Acts of violence, discrimination, and other abuses based on sexual orientation and gender identity
Consensual same-sex sexual conduct between men and crossdressing are illegal. The law punishes consensual same-sex sexual activity between men older than 21 with imprisonment of up of to seven years; those engaging in consensual same-sex sexual activity with men younger than 21 may be imprisoned for as long as 10 years. No laws criminalize sexual behavior between women. The law imposes a fine of 1,059 dinars ($3,495) and imprisonment for one to three years for persons imitating the appearance of the opposite sex in public. Transgender persons reported harassment, detention, and abuse by security forces.
Societal discrimination and harassment based on sexual orientation and gender identity occurred; to a lesser extent, officials also practiced such discrimination, usually upon discovering that a person stopped for a traffic violation did not appear to be the gender indicated on the identification card. Transgender men and women often faced rejection by their families and, in some cases, disputes over inheritances.
HIV and AIDS social stigma

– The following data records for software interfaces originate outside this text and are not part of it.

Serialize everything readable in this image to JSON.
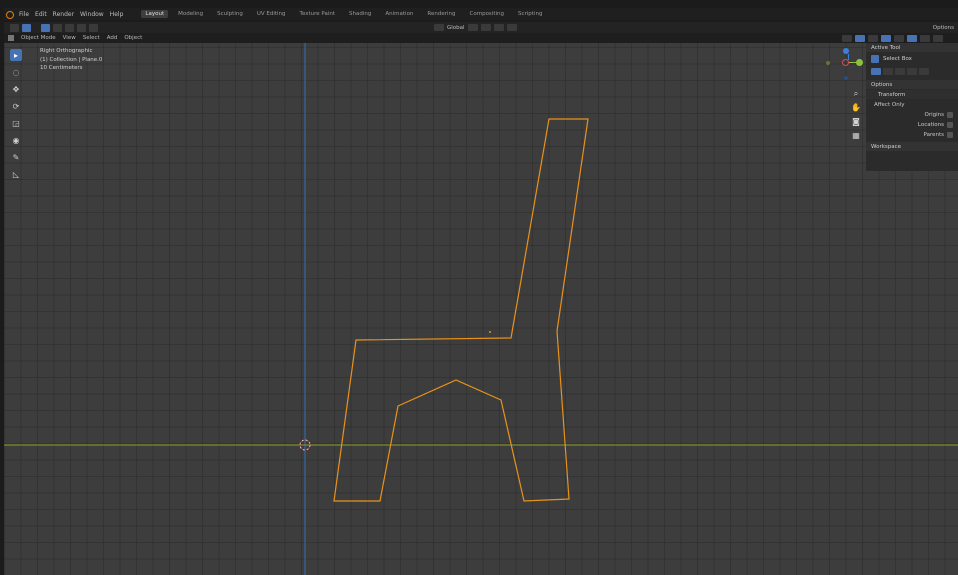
{
  "menubar": {
    "menus": [
      "File",
      "Edit",
      "Render",
      "Window",
      "Help"
    ],
    "workspaces": [
      "Layout",
      "Modeling",
      "Sculpting",
      "UV Editing",
      "Texture Paint",
      "Shading",
      "Animation",
      "Rendering",
      "Compositing",
      "Scripting"
    ],
    "active_workspace": "Layout"
  },
  "tool_header": {
    "orientation": "Global",
    "options_label": "Options"
  },
  "viewport_header": {
    "mode": "Object Mode",
    "menus": [
      "View",
      "Select",
      "Add",
      "Object"
    ]
  },
  "viewport": {
    "view_name": "Right Orthographic",
    "collection": "(1) Collection | Plane.0",
    "scale": "10 Centimeters"
  },
  "sidebar": {
    "active_tool_header": "Active Tool",
    "tool_name": "Select Box",
    "options_header": "Options",
    "transform_header": "Transform",
    "affect_only": "Affect Only",
    "origins": "Origins",
    "locations": "Locations",
    "parents": "Parents",
    "workspace_header": "Workspace"
  },
  "colors": {
    "accent": "#4772b3",
    "selection_outline": "#e8921c",
    "axis_y": "#8aa020",
    "axis_z": "#2f6fb8",
    "gizmo_x": "#e0485a",
    "gizmo_y": "#8bc43a",
    "gizmo_z": "#3a80d8"
  },
  "icons": [
    "blender-logo-icon",
    "select-box-icon",
    "cursor-icon",
    "move-icon",
    "rotate-icon",
    "scale-icon",
    "transform-icon",
    "annotate-icon",
    "measure-icon",
    "zoom-icon",
    "pan-icon",
    "camera-icon",
    "grid-icon"
  ]
}
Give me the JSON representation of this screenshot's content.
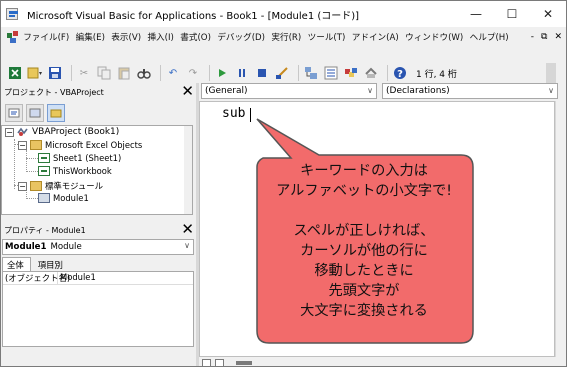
{
  "window": {
    "title": "Microsoft Visual Basic for Applications - Book1 - [Module1 (コード)]",
    "minimize": "—",
    "maximize": "☐",
    "close": "✕"
  },
  "menu": {
    "items": [
      "ファイル(F)",
      "編集(E)",
      "表示(V)",
      "挿入(I)",
      "書式(O)",
      "デバッグ(D)",
      "実行(R)",
      "ツール(T)",
      "アドイン(A)",
      "ウィンドウ(W)",
      "ヘルプ(H)"
    ],
    "mdi_minimize": "-",
    "mdi_restore": "⧉",
    "mdi_close": "✕"
  },
  "toolbar": {
    "icons": [
      "excel-icon",
      "insert-module-icon",
      "save-icon",
      "cut-icon",
      "copy-icon",
      "paste-icon",
      "find-icon",
      "undo-icon",
      "redo-icon",
      "run-icon",
      "break-icon",
      "reset-icon",
      "design-mode-icon",
      "project-explorer-icon",
      "properties-icon",
      "object-browser-icon",
      "toolbox-icon",
      "help-icon"
    ],
    "position": "1 行, 4 桁"
  },
  "project_pane": {
    "title": "プロジェクト - VBAProject",
    "tree": {
      "root": "VBAProject (Book1)",
      "excel_objects_folder": "Microsoft Excel Objects",
      "sheet1": "Sheet1 (Sheet1)",
      "thisworkbook": "ThisWorkbook",
      "modules_folder": "標準モジュール",
      "module1": "Module1"
    }
  },
  "properties_pane": {
    "title": "プロパティ - Module1",
    "object_name": "Module1",
    "object_type": "Module",
    "tabs": [
      "全体",
      "項目別"
    ],
    "rows": [
      {
        "key": "(オブジェクト名)",
        "value": "Module1"
      }
    ]
  },
  "code_window": {
    "object_combo": "(General)",
    "proc_combo": "(Declarations)",
    "code": "sub"
  },
  "callout": {
    "lines": [
      "キーワードの入力は",
      "アルファベットの小文字で!",
      "",
      "スペルが正しければ、",
      "カーソルが他の行に",
      "移動したときに",
      "先頭文字が",
      "大文字に変換される"
    ],
    "fill": "#f26b6b",
    "border": "#555555"
  }
}
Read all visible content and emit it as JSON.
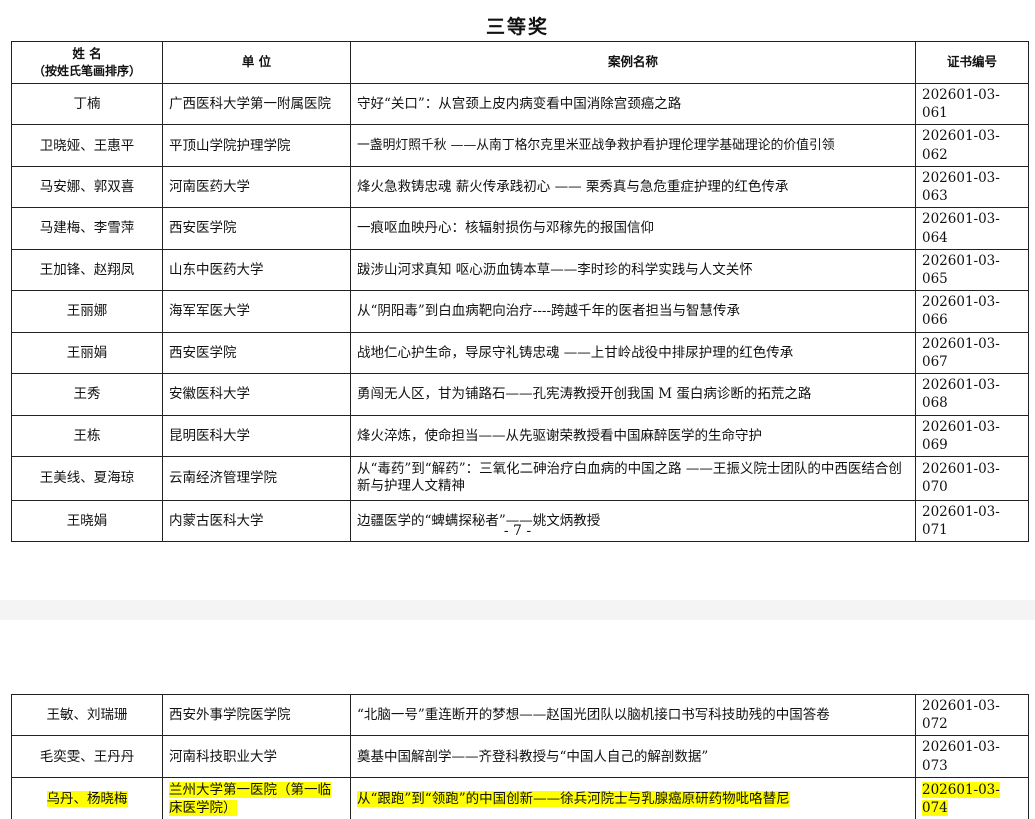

Local human rights NGOs reported no accounts of societal violence or discrimination against persons with HIV/AIDS, but persons with HIV/AIDS did not generally disclose their status due to social stigma associated with the disease.
Other societal violence or discrimination
Unmarried men continued to face housing discrimination based solely on marital status. The law prohibits single men from obtaining accommodation in many urban residential areas. Single noncitizens faced eviction due to a decision by the municipality to enforce this prohibition and remove them from residences allocated for citizens’ families, citing the presence of single men as the reason for increasing crime, a burden on services, and worsening traffic. – To be continued in tomorrow’s issue